    Last edited by briggsy's girl; March 30th, 2008 at 04:52 PM.

  17. #17

    Join Date
    Jun 2003
    Location
    Ubiquity
    Posts
    9,922

    Default

    Most fruit and veg we get at supermarkets we don't necessarily get "fresh". So if you can go to a Market Grocer you will be way better off. But they did do a study on frozen vs. fresh and frozen turned out to have more nutrients than the majority of the stuff we can get from coles etc. Not arguing the point, just saying you are both right :P

    Besides its better for the environment to support local grower markets

  18. #18

    Join Date
    Jan 2008
    Location
    Brisbane
    Posts
    275

    Default

    Yeah!

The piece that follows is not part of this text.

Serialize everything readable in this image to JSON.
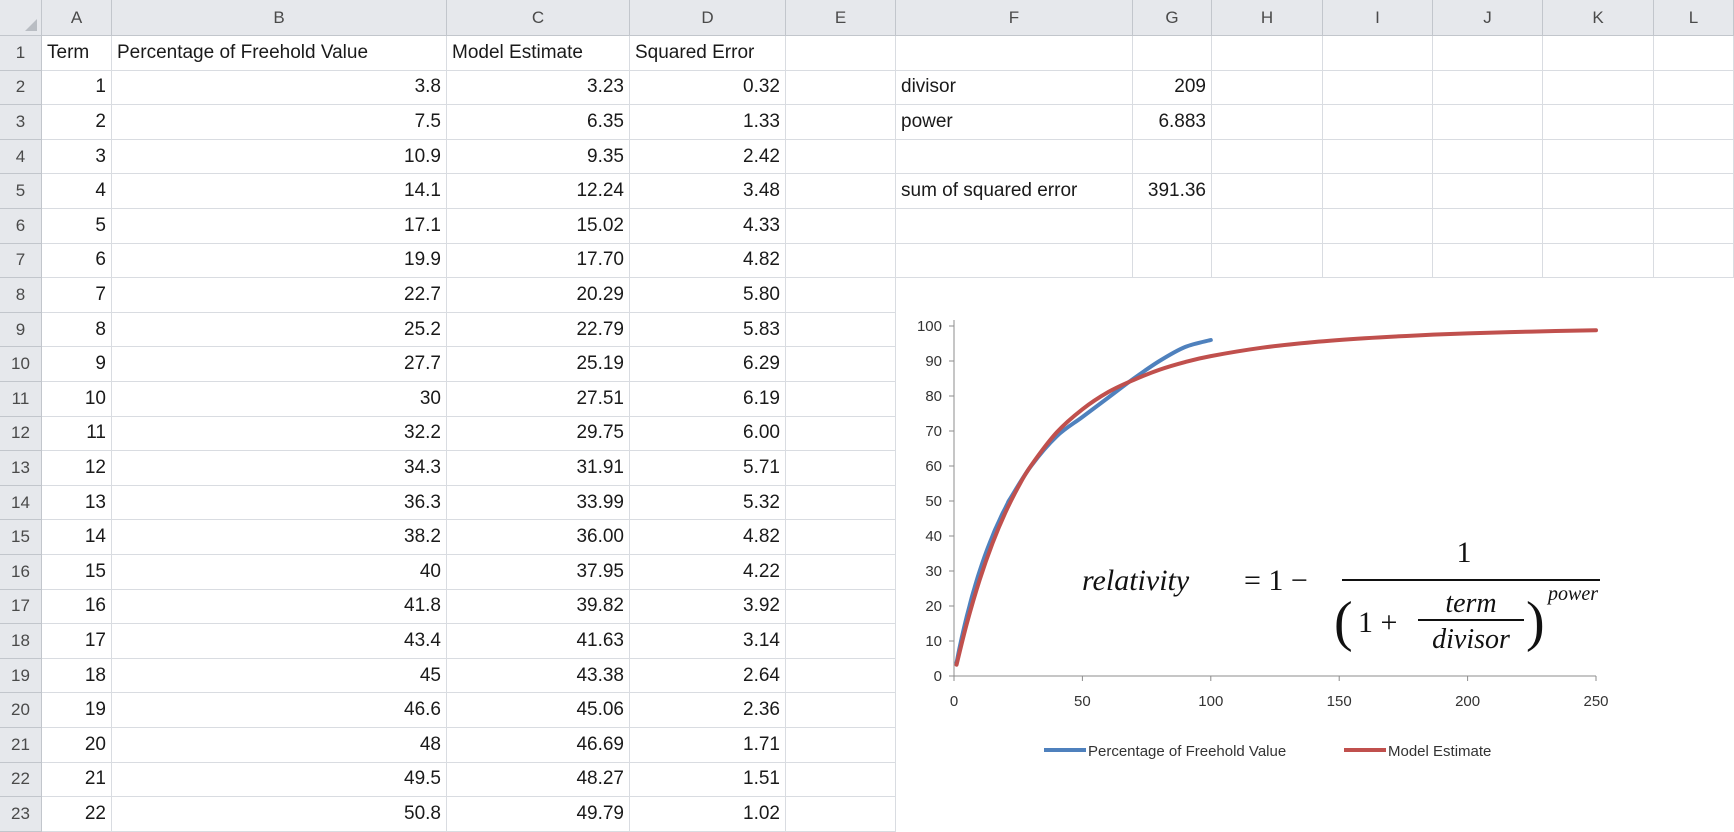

Eat local! (better for the economy, too...)

Page 1 of 2 12 LastLast

Similar Threads

  1. Can anyone recommend a baby and kids cook book?
    By Junglemum in forum Recipes, Cooking & Food
    Replies: 7
    Last Post: December 15th, 2007, 04:50 PM
  2. Pregnancy & Headaches
    By Phteven in forum Pregnancy Forums
    Replies: 159
    Last Post: November 25th, 2007, 11:57 AM
  3. Help me cook meat???
    By mumto1and1ontheway in forum Recipes, Cooking & Food
    Replies: 7
    Last Post: August 13th, 2007, 01:48 PM
  4. Slow Cooker Recipes
    By Rouge in forum Slow Cooker Recipes & Discussion
    Replies: 14
    Last Post: July 1st, 2007, 11:38 AM
  5. Two massive dips, pls help!
    By prama in forum Charting Your Cycle
    Replies: 8
    Last Post: June 18th, 2007, 02:07 PM

Posting Permissions

  • You may not post new threads
  • You may not post replies
  • You may not post attachments
  • You may not edit your posts
  •